*** Block opens ***
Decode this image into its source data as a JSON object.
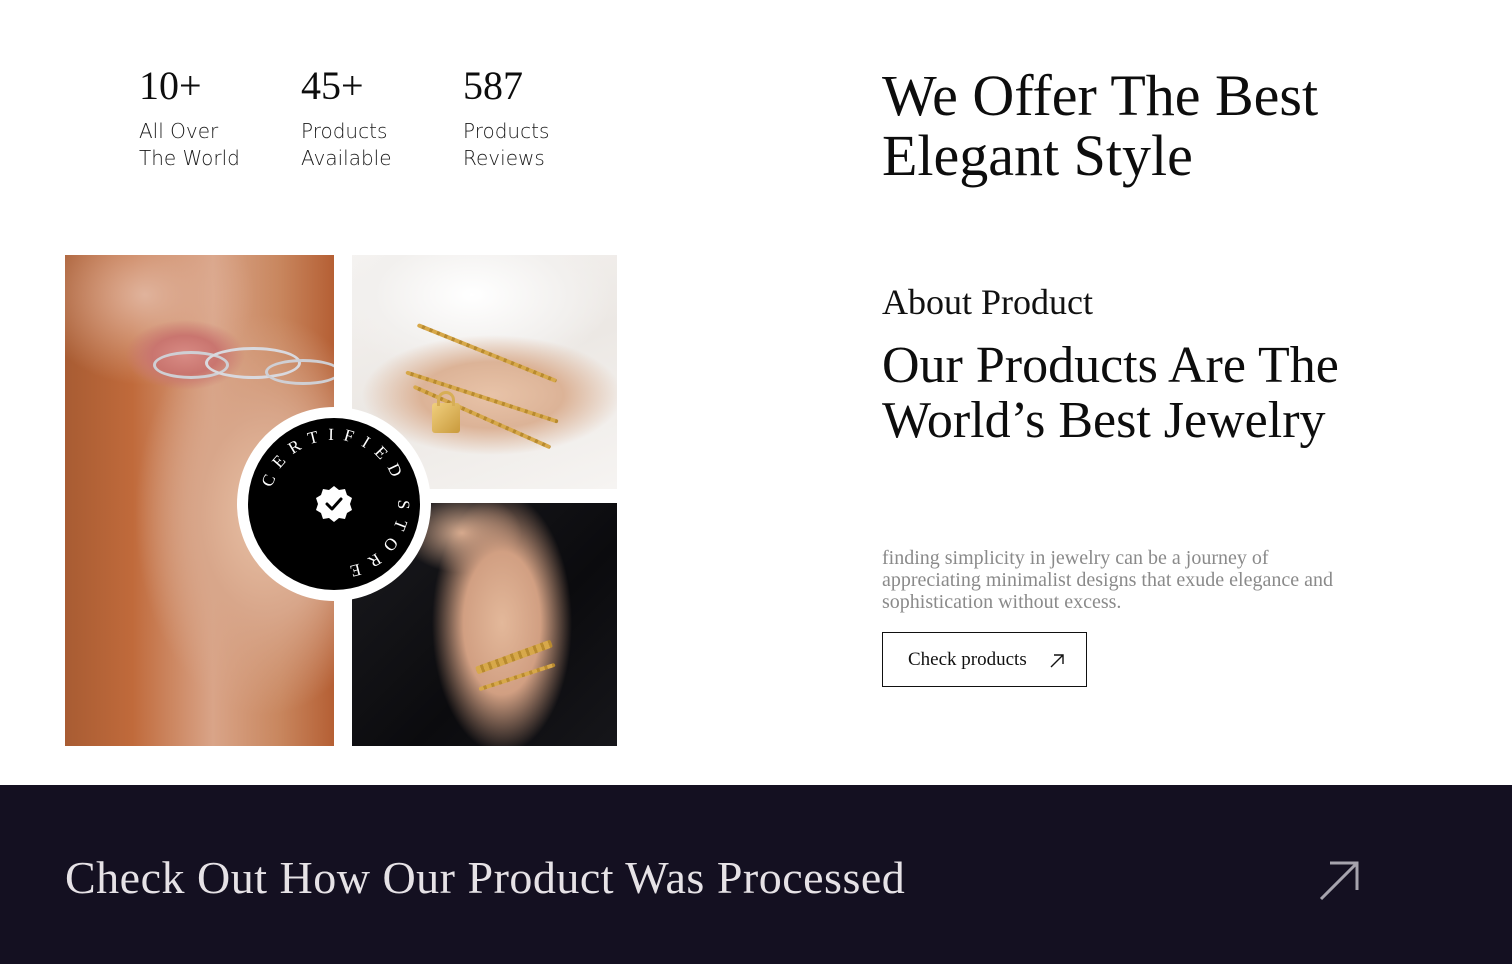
{
  "stats": [
    {
      "number": "10+",
      "label": "All Over\nThe World"
    },
    {
      "number": "45+",
      "label": "Products\nAvailable"
    },
    {
      "number": "587",
      "label": "Products\nReviews"
    }
  ],
  "hero": {
    "headline": "We Offer The Best Elegant Style"
  },
  "badge": {
    "text": "CERTIFIED STORE",
    "icon": "verified-check-icon"
  },
  "about": {
    "label": "About Product",
    "title": "Our Products Are The World’s Best Jewelry",
    "description": "finding simplicity in jewelry can be a journey of appreciating minimalist designs that exude elegance and sophistication without excess.",
    "cta_label": "Check products",
    "cta_icon": "arrow-up-right-icon"
  },
  "banner": {
    "title": "Check Out How Our Product Was Processed",
    "icon": "arrow-up-right-icon"
  },
  "colors": {
    "banner_bg": "#141021",
    "banner_text": "#e6e2e6",
    "description_text": "#8a8a8a"
  }
}
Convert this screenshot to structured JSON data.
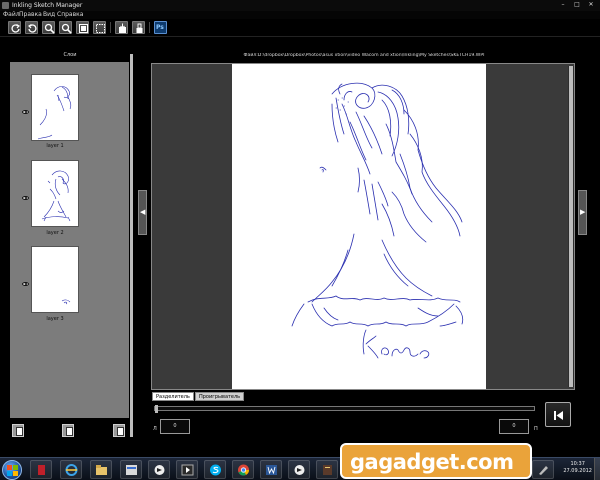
{
  "window": {
    "title": "Inkling Sketch Manager",
    "controls": {
      "minimize": "–",
      "maximize": "□",
      "close": "✕"
    }
  },
  "menu": [
    "Файл",
    "Правка",
    "Вид",
    "Справка"
  ],
  "toolbar": {
    "buttons": [
      {
        "name": "rotate-cw-icon"
      },
      {
        "name": "rotate-ccw-icon"
      },
      {
        "name": "zoom-in-icon"
      },
      {
        "name": "zoom-out-icon"
      },
      {
        "name": "fit-page-icon"
      },
      {
        "name": "actual-size-icon"
      },
      {
        "name": "save-icon"
      },
      {
        "name": "export-icon"
      },
      {
        "name": "photoshop-icon",
        "label": "Ps"
      }
    ]
  },
  "layers_panel": {
    "title": "Слои",
    "layers": [
      {
        "name": "layer 1"
      },
      {
        "name": "layer 2"
      },
      {
        "name": "layer 3"
      }
    ]
  },
  "main": {
    "file_path": "Файл:D:\\dropbox\\Dropbox\\Photos\\asus xtion\\video Wacom and xtion\\Inkling\\My Sketches\\SKETCH19.WPI",
    "tabs": [
      {
        "label": "Разделитель",
        "active": true
      },
      {
        "label": "Проигрыватель",
        "active": false
      }
    ],
    "counter_left": {
      "label": "Л",
      "value": "0"
    },
    "counter_right": {
      "label": "П",
      "value": "0"
    }
  },
  "taskbar": {
    "time": "10:37",
    "date": "27.09.2012",
    "watermark": "gagadget.com",
    "apps": [
      "explorer-icon",
      "ie-icon",
      "folder-icon",
      "file-manager-icon",
      "winamp-icon",
      "media-icon",
      "photoshop-icon",
      "skype-icon",
      "chrome-icon",
      "word-icon",
      "winamp-icon",
      "dictionary-icon",
      "inkling-icon"
    ]
  },
  "colors": {
    "ink": "#2a2fb0",
    "panel": "#7c7c7c",
    "background": "#000000"
  }
}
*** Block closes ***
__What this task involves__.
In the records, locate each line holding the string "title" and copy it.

__Task result__.
    "title": "Our Products Are The World’s Best Jewelry",
    "title": "Check Out How Our Product Was Processed",
    "title": "Inkling Sketch Manager",
    "title": "Слои",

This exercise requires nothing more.